GIVEN ENTRIES:
• • •

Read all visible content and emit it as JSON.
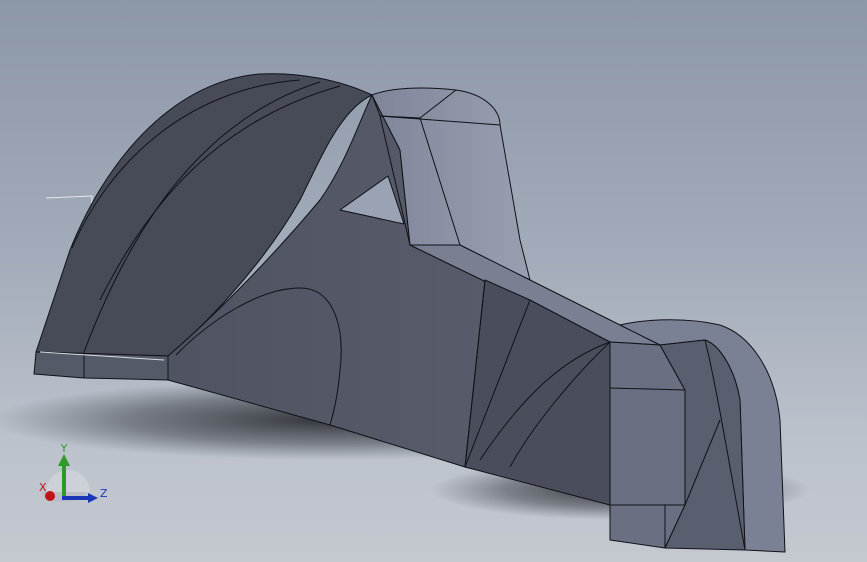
{
  "viewport": {
    "background_top": "#8c97a8",
    "background_bottom": "#c4c8cf"
  },
  "model": {
    "face_dark": "#474b58",
    "face_mid": "#555a68",
    "face_light": "#6e7385",
    "face_lighter": "#8a8fa0",
    "edge_color": "#101218"
  },
  "triad": {
    "x_label": "X",
    "y_label": "Y",
    "z_label": "Z",
    "x_color": "#c0141a",
    "y_color": "#2e9a2a",
    "z_color": "#1a36b8"
  }
}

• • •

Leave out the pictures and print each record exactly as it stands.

WRITTEN SOLUTION:
Read all visible content and emit it as JSON.
{
  "viewport": {
    "background_top": "#8c97a8",
    "background_bottom": "#c4c8cf"
  },
  "model": {
    "face_dark": "#474b58",
    "face_mid": "#555a68",
    "face_light": "#6e7385",
    "face_lighter": "#8a8fa0",
    "edge_color": "#101218"
  },
  "triad": {
    "x_label": "X",
    "y_label": "Y",
    "z_label": "Z",
    "x_color": "#c0141a",
    "y_color": "#2e9a2a",
    "z_color": "#1a36b8"
  }
}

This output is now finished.